I was clearly delusional, and I'm sure this boy had no idea that hugging me one time made him my boyfriend. You may be surprised to learn that we did not stay close through the U.S. mail, so he was spared from my dramatic love letters recounting our magical hug in painstaking detail. Additionally, I just tried Googling "Jeremy Elting," and he appears not to exist. Perhaps my one true hug was wise enough at the ripe age of 14 to give me a pseudonym and dodge any possible stalking via the postal service or landline telephone.

Monday, March 8, 2010

The Texas Independence Day 5K Run(s)

One of my New Year's resolutions was to re-dedicate myself to my Texanthropological research on this here blog. Well, January snuck by me, so I figured I'd make it a Chinese New Year's resolution... but here we are in March and I'm now behind according to several different calendars. Luckily International Women's Day is here, aaaaand seeing as how I'm an international woman (?) I'd better seize the day!

Maybe you're wondering what's been up with Texas. Well, a lot has been up with Texas -- in fact, way too much to cover in one blog post. So I'll start with the most recent thing: Texas Independence Day.

I was especially excited for this year's Texas Independence Day, seeing as how I'd accidentally left the state and completely missed this high holy day last year. The day itself (March 2, a Tuesday) passed without much fanfare other than a few Davy Crockett quotes getting thrown around, including the favorite: "You may all go to hell and I will go to Texas." (Said in response to a lost re-election bid in his home state of Tennessee. Davy and his coonskin cap were two of the key players at the famous battle of the Alamo. Remember?)

Anyway, to celebrate the great state of Texas and its proud, coonskinny history, I signed up for the Texas Independence Day 5K run this past Saturday. I had been expecting a Texas-sized turnout for this event, so the scanty group of a couple hundred runners at the starting line was slightly disappointing. What was NOT disappointing was the several-stories-tall Texas flag that was hanging from a crane over the Congress bridge, where the race started. Also disappointment-free: the dude in period costume who shot an antique rifle to signal the start of the race, the several people wearing Texas flag running shorts and the surly, mustachioed bikers who served as the pacesetters for the runners.
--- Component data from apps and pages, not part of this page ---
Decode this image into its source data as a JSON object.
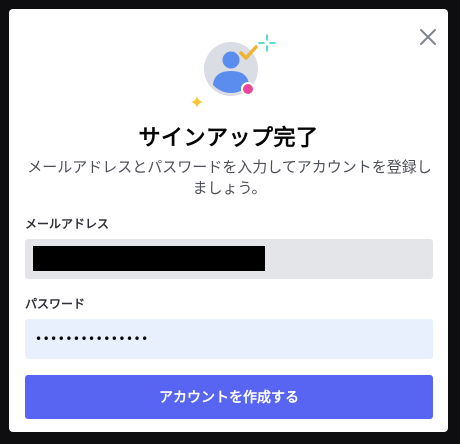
{
  "modal": {
    "title": "サインアップ完了",
    "subtitle": "メールアドレスとパスワードを入力してアカウントを登録しましょう。"
  },
  "form": {
    "email_label": "メールアドレス",
    "password_label": "パスワード",
    "password_value": "•••••••••••••••",
    "submit_label": "アカウントを作成する"
  },
  "colors": {
    "accent": "#5865f2",
    "avatar_blue": "#5b8def",
    "check_orange": "#f0b232",
    "dot_pink": "#eb459e",
    "sparkle_teal": "#23d4c0",
    "sparkle_yellow": "#f7c632"
  },
  "icons": {
    "close": "close-icon",
    "hero": "user-avatar-illustration",
    "check": "check-icon",
    "sparkle": "sparkle-icon"
  }
}
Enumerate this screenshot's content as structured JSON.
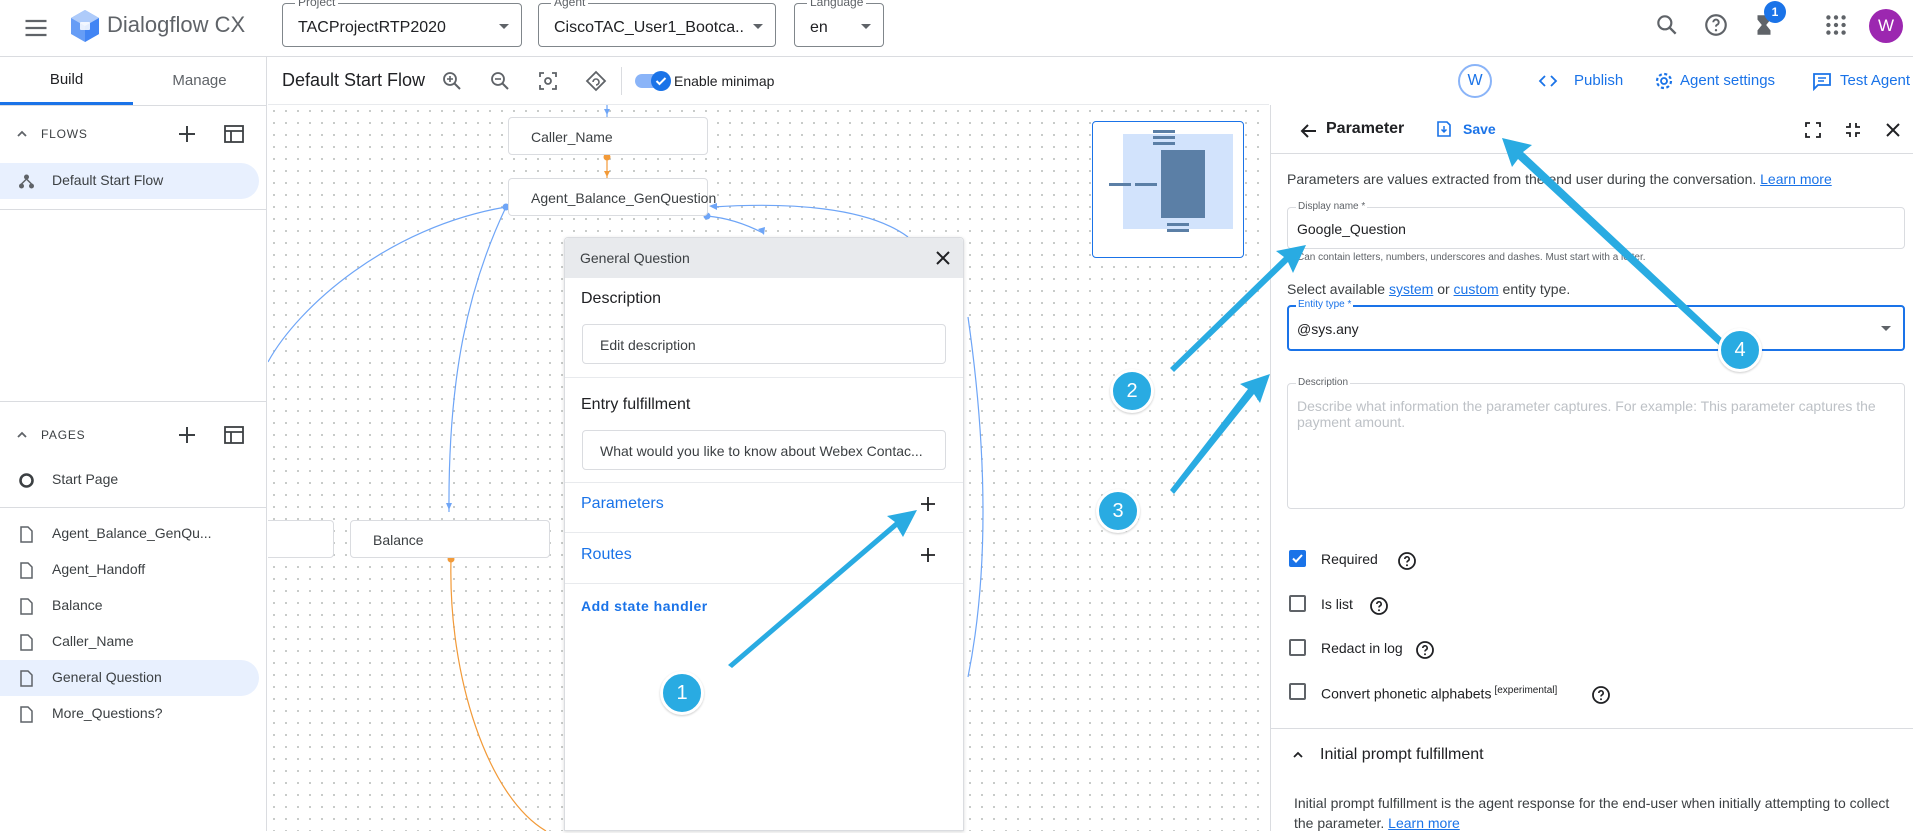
{
  "topbar": {
    "app_name": "Dialogflow CX",
    "project": {
      "label": "Project",
      "value": "TACProjectRTP2020"
    },
    "agent": {
      "label": "Agent",
      "value": "CiscoTAC_User1_Bootca..."
    },
    "language": {
      "label": "Language",
      "value": "en"
    },
    "notifications_count": "1",
    "user_initial": "W"
  },
  "left": {
    "tabs": [
      "Build",
      "Manage"
    ],
    "flows_title": "FLOWS",
    "flows": [
      "Default Start Flow"
    ],
    "pages_title": "PAGES",
    "start_page": "Start Page",
    "pages": [
      "Agent_Balance_GenQu...",
      "Agent_Handoff",
      "Balance",
      "Caller_Name",
      "General Question",
      "More_Questions?"
    ]
  },
  "canvas": {
    "flow_title": "Default Start Flow",
    "minimap_label": "Enable minimap",
    "nodes": [
      "Caller_Name",
      "Agent_Balance_GenQuestion",
      "Balance"
    ]
  },
  "header_actions": {
    "collab_initial": "W",
    "publish": "Publish",
    "agent_settings": "Agent settings",
    "test_agent": "Test Agent"
  },
  "general_question": {
    "title": "General Question",
    "description_label": "Description",
    "description_value": "Edit description",
    "entry_label": "Entry fulfillment",
    "entry_value": "What would you like to know about Webex Contac...",
    "parameters": "Parameters",
    "routes": "Routes",
    "add_state_handler": "Add state handler"
  },
  "parameter_panel": {
    "title": "Parameter",
    "save": "Save",
    "desc_prefix": "Parameters are values extracted from the end user during the conversation.",
    "learn_more": "Learn more",
    "display_name_label": "Display name *",
    "display_name_value": "Google_Question",
    "display_name_hint": "Can contain letters, numbers, underscores and dashes. Must start with a letter.",
    "select_prefix": "Select available",
    "system": "system",
    "or": "or",
    "custom": "custom",
    "select_suffix": "entity type.",
    "entity_type_label": "Entity type *",
    "entity_type_value": "@sys.any",
    "description_label": "Description",
    "description_placeholder": "Describe what information the parameter captures. For example: This parameter captures the payment amount.",
    "required": "Required",
    "is_list": "Is list",
    "redact": "Redact in log",
    "convert": "Convert phonetic alphabets",
    "experimental": "[experimental]",
    "initial_prompt_title": "Initial prompt fulfillment",
    "initial_prompt_desc": "Initial prompt fulfillment is the agent response for the end-user when initially attempting to collect the parameter.",
    "initial_prompt_learn_more": "Learn more"
  },
  "annotations": {
    "badges": [
      "1",
      "2",
      "3",
      "4"
    ]
  },
  "colors": {
    "accent": "#1a73e8",
    "callout": "#29abe2",
    "avatar": "#9c27b0",
    "route_orange": "#f29a38"
  }
}
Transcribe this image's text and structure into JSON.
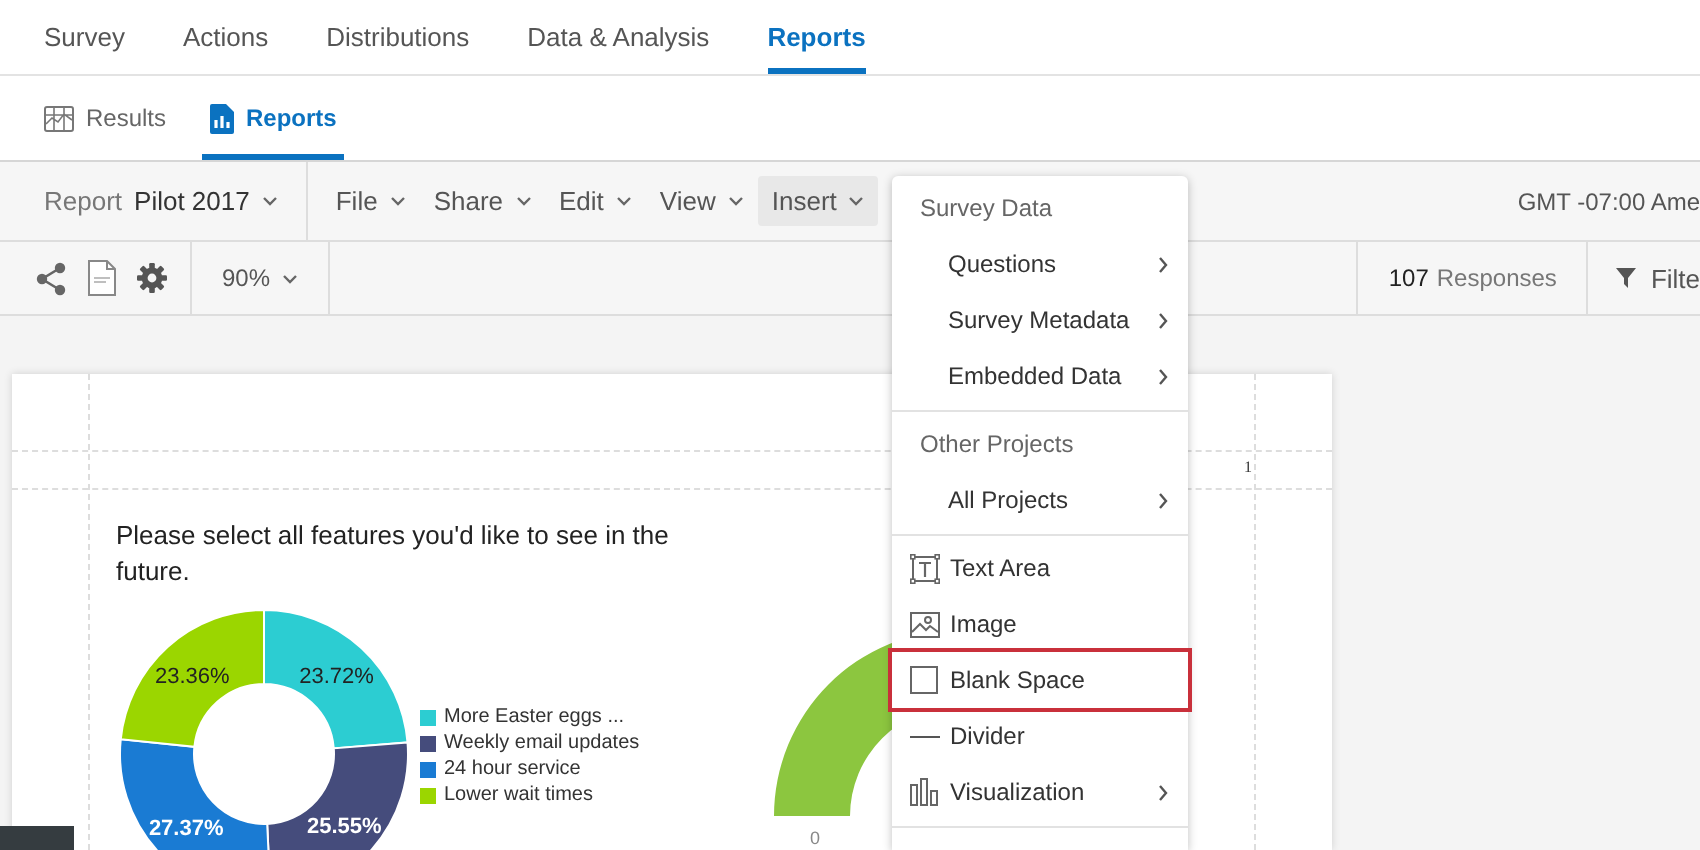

If you were one of the first 50 finishers, you would receive the highly coveted prize of a super nerdy baseball cap featuring a historic Texas flag: retail value $10. Thinking I was just out for a leisurely, Texas-appreciation-filled, Saturday morning jaunt, I didn't think much of this wearable trophy. That is until the last, oh, 20 steps of the 5K.

Throughout the race, I'd been steadily tramping along, passing several people along the way. But I definitely hadn't, like, "trained" or anything ahead of time, so I didn't think I was in contention for any sweet, red, white and blue headgear. Plus, I had boldly stuffed my face full of sausage pizza and spicy pasta the night before, thinking to myself, "Carbo loading! Yay!" But come Saturday morning, mid-5K, there was no yay. There were only angry tummy rumbles so sinister that I was afraid to even relieve any pressure (if you know what I mean).

But thanks to high school cross country, I could not bear to ease up, no matter how angry that spicy sausage became. I could see the finish line! I was Forest Gump! I passed six or seven pairs of Texas flag running shorts as I kicked it in. But then with 20 or so steps to go, my tummy exploded into intestinal gunfire the likes of which the Alamo never experienced. I slowed up slightly, concentrating all my efforts on keeping my insides inside. Just as my pace went from all-out sprint to medium jog, a couple of runners overtook me. And as they crossed the finish line, I heard the race official on the other side yell out, "Forty-niiiiiiine, FIFTY!" Damn you, spicy sausage pizza pasta binge! If not for you I would be wearing an ill-fitting, poorly designed, man-ish baseball cap right this minute! And every day for the rest of my life.

But no. The only thing you get for being #51 is the bitter taste of broken dreams and the clinging stench of failure. Or maybe those things were because of an urgent, post-race appointment with the port-o-potty. Hard to say which.

Anyway... go Texas!